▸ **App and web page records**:
· · · · ·
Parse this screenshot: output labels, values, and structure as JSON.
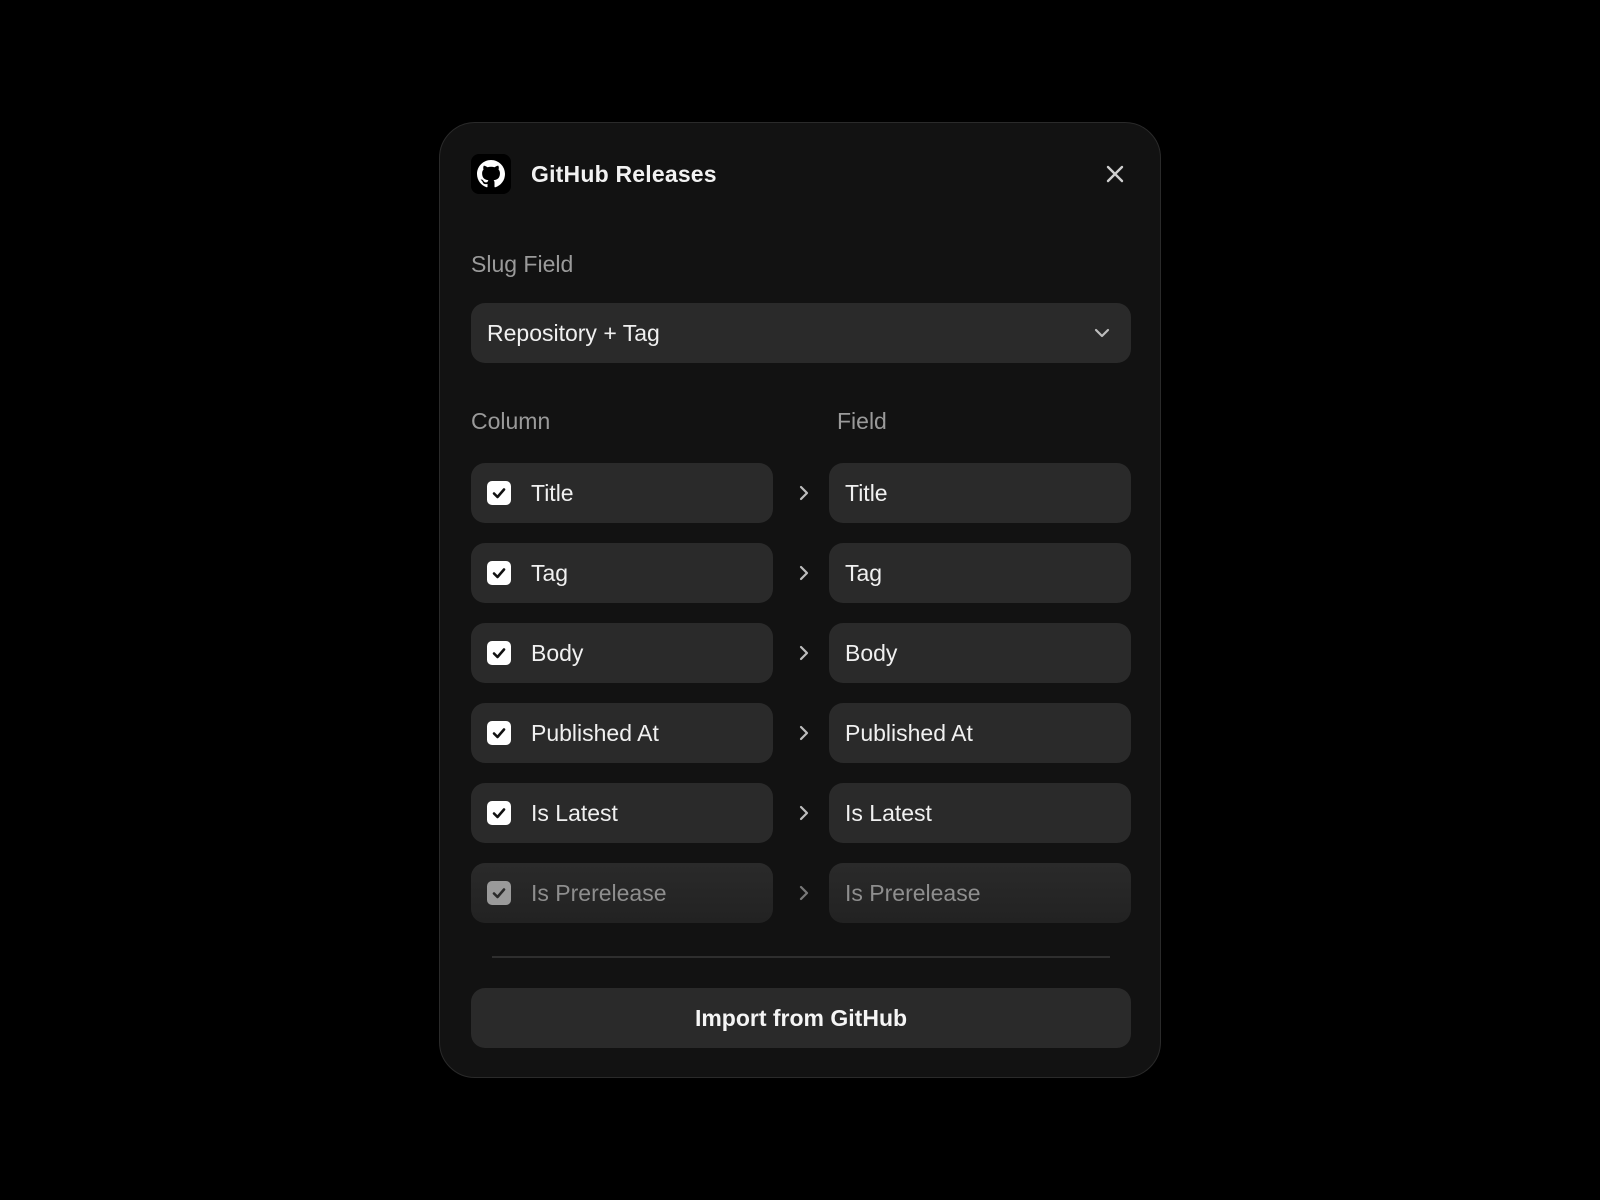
{
  "dialog": {
    "title": "GitHub Releases",
    "logo_icon": "github-icon",
    "close_icon": "close-icon"
  },
  "slug": {
    "label": "Slug Field",
    "selected": "Repository + Tag",
    "icon": "chevron-down-icon"
  },
  "mapping": {
    "column_header": "Column",
    "field_header": "Field",
    "rows": [
      {
        "column": "Title",
        "field": "Title",
        "checked": true
      },
      {
        "column": "Tag",
        "field": "Tag",
        "checked": true
      },
      {
        "column": "Body",
        "field": "Body",
        "checked": true
      },
      {
        "column": "Published At",
        "field": "Published At",
        "checked": true
      },
      {
        "column": "Is Latest",
        "field": "Is Latest",
        "checked": true
      },
      {
        "column": "Is Prerelease",
        "field": "Is Prerelease",
        "checked": true
      }
    ]
  },
  "actions": {
    "import_label": "Import from GitHub"
  },
  "colors": {
    "background": "#000000",
    "panel": "#121212",
    "control": "#2a2a2a",
    "text": "#f0f0f0",
    "muted": "#9a9a9a"
  }
}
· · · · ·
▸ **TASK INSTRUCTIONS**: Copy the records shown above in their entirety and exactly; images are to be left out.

▸ **WRITTEN ANSWER**:
Parse this screenshot: output labels, values, and structure as JSON.
{
  "dialog": {
    "title": "GitHub Releases",
    "logo_icon": "github-icon",
    "close_icon": "close-icon"
  },
  "slug": {
    "label": "Slug Field",
    "selected": "Repository + Tag",
    "icon": "chevron-down-icon"
  },
  "mapping": {
    "column_header": "Column",
    "field_header": "Field",
    "rows": [
      {
        "column": "Title",
        "field": "Title",
        "checked": true
      },
      {
        "column": "Tag",
        "field": "Tag",
        "checked": true
      },
      {
        "column": "Body",
        "field": "Body",
        "checked": true
      },
      {
        "column": "Published At",
        "field": "Published At",
        "checked": true
      },
      {
        "column": "Is Latest",
        "field": "Is Latest",
        "checked": true
      },
      {
        "column": "Is Prerelease",
        "field": "Is Prerelease",
        "checked": true
      }
    ]
  },
  "actions": {
    "import_label": "Import from GitHub"
  },
  "colors": {
    "background": "#000000",
    "panel": "#121212",
    "control": "#2a2a2a",
    "text": "#f0f0f0",
    "muted": "#9a9a9a"
  }
}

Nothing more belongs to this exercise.